Clean and Dirty Salt
Posted: May 1, 2017
What is salt, anyway?
Can you answer that question without pointing to a saltshaker?
Here’s the short answer. Salt is a mineral—something solid that has never been alive and people didn’t make. It’s made up of two chemicals: sodium and chloride. Before it gets refined for the dinner table, salt is called rock salt or halite.
Salt mines are formed over thousands of years while Earth’s plates slowly move. The plates cover up ancient, underground seabeds full of salt. Salt gotten from mines like this is too impure to use on food. But it works just fine for slippery roads.
How do people get clean salt? They have two ways. One is called solution mining. Workers dig wells above underground salt caverns. Then they draw up the salty water from the wells. After that, they boil the water away and take out any extra minerals mixed with the salt.

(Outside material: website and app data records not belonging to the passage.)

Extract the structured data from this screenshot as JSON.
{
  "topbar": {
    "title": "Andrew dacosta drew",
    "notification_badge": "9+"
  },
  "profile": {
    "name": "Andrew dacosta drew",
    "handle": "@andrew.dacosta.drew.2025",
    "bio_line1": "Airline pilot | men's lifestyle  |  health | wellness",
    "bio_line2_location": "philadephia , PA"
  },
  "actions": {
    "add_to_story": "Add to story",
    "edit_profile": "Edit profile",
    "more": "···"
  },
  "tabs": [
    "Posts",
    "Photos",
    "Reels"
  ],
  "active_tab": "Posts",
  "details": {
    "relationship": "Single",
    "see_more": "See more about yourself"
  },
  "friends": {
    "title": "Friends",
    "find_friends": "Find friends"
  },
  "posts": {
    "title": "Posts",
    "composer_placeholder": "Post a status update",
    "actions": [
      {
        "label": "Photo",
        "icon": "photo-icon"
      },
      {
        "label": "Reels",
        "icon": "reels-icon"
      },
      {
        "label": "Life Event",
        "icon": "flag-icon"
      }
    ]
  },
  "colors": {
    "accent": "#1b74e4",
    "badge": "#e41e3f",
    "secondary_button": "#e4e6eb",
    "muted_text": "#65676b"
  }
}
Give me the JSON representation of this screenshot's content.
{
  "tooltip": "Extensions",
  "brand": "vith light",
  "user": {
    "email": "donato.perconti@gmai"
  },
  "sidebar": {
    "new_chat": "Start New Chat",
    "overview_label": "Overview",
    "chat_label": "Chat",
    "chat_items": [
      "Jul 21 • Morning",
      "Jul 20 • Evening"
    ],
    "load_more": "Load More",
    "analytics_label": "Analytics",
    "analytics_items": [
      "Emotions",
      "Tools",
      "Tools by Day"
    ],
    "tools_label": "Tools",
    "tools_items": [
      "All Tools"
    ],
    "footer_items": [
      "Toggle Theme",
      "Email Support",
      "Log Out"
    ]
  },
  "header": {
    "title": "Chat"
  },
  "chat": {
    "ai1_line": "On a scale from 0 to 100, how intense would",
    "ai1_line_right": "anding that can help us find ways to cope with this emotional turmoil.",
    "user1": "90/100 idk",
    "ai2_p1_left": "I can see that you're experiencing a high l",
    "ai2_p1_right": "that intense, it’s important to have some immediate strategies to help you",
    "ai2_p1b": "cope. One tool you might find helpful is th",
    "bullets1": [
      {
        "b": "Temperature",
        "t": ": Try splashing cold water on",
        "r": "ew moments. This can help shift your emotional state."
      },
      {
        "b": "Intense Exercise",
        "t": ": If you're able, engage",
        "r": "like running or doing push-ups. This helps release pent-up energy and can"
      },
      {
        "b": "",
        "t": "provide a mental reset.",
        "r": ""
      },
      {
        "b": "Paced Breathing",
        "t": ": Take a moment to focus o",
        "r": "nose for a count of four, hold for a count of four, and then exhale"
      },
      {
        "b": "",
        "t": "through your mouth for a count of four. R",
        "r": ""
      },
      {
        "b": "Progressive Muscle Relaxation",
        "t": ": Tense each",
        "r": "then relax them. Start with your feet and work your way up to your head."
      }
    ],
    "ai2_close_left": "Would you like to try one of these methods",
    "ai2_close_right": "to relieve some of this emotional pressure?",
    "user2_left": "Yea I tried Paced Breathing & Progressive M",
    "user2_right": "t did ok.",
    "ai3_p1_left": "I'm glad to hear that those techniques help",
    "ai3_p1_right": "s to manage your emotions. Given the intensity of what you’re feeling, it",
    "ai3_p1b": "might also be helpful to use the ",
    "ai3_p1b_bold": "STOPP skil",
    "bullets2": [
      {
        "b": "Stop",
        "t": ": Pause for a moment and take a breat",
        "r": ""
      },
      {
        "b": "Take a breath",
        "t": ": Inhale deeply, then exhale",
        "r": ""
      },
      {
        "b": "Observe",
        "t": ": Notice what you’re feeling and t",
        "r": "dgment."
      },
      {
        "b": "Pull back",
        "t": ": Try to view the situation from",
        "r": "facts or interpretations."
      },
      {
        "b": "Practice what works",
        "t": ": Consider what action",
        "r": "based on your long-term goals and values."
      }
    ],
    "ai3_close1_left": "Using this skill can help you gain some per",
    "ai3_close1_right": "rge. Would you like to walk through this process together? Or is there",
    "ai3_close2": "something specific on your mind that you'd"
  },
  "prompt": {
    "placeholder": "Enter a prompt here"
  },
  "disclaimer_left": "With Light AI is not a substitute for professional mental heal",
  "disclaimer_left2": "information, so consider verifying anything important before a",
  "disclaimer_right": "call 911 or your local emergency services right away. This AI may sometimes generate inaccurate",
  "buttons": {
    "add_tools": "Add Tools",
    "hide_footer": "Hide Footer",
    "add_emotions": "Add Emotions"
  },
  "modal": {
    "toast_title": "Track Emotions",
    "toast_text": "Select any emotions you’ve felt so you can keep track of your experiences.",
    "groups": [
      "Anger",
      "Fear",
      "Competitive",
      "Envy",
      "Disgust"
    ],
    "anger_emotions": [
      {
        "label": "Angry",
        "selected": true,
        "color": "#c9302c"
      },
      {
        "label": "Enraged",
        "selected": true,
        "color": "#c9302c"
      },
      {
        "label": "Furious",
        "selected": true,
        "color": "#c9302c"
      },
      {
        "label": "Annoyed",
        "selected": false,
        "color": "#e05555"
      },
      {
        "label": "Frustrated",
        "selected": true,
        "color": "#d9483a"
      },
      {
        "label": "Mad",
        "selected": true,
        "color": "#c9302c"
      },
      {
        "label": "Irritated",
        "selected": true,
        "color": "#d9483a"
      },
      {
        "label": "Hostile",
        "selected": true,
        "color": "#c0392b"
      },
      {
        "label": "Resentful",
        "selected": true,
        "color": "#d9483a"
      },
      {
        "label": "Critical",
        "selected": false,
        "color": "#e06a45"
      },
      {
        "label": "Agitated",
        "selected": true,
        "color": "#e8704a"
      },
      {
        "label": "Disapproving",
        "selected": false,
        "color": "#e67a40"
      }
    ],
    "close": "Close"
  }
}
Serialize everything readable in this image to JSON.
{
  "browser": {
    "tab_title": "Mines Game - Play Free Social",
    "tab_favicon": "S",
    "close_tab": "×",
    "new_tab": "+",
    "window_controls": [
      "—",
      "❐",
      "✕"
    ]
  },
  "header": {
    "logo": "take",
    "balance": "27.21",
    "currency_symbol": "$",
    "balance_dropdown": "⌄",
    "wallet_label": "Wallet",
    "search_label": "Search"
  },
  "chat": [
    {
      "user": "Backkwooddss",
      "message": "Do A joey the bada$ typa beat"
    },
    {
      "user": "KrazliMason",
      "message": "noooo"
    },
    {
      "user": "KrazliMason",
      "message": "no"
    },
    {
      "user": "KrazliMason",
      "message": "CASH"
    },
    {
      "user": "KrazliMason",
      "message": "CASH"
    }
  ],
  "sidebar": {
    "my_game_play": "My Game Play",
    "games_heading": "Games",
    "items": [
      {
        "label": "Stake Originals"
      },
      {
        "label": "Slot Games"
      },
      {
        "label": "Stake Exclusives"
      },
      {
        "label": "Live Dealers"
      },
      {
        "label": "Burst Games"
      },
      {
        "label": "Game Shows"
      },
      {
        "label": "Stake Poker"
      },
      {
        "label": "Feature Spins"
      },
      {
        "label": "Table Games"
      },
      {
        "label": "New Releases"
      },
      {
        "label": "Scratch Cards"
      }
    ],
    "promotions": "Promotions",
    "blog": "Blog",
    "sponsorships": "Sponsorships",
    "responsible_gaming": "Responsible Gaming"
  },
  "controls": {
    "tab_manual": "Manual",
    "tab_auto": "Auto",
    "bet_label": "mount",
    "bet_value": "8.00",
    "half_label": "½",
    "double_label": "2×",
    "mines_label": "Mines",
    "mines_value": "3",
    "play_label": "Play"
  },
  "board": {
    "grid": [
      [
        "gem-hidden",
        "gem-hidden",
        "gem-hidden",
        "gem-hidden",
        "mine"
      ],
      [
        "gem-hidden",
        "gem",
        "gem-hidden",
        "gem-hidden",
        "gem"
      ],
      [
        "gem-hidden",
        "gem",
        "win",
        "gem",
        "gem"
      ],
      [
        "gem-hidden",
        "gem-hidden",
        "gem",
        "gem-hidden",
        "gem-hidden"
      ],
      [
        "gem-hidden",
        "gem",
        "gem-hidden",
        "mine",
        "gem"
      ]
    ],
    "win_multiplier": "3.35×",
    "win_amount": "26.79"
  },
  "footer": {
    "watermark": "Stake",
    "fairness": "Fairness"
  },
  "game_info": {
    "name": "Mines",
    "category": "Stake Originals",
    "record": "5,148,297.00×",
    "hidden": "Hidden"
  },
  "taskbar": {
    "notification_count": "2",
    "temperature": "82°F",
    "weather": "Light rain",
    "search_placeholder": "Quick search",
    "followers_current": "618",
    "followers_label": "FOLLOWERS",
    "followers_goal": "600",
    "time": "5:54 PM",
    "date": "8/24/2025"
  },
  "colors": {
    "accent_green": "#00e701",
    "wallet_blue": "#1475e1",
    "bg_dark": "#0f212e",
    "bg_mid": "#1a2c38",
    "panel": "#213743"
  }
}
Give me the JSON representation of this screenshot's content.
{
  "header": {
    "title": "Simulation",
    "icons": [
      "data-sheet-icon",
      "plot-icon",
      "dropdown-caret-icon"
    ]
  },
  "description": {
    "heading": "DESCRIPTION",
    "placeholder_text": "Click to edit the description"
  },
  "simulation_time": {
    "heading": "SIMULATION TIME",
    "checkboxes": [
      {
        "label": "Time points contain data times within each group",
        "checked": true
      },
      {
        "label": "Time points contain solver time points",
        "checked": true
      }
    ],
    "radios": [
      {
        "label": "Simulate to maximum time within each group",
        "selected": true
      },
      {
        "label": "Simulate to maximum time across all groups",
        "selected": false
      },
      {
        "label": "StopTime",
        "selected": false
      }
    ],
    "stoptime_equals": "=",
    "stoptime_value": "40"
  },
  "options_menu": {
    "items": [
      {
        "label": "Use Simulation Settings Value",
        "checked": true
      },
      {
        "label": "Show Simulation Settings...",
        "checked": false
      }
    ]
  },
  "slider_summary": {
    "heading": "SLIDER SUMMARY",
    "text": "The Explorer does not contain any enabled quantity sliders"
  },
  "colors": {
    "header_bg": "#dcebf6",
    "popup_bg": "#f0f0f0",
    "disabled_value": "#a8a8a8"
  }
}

People also harvest salt straight from the ocean or from very salty lakes. They rely on the sun and wind for their work. The wind and sun evaporate the water from shallow pools. The salt stays behind. When the salt gets thick—usually once a year—people or machines gather it up. Then they wash, drain, and clean it. Solar evaporation only works in places like Australia, where very little rain falls and the sun is hot.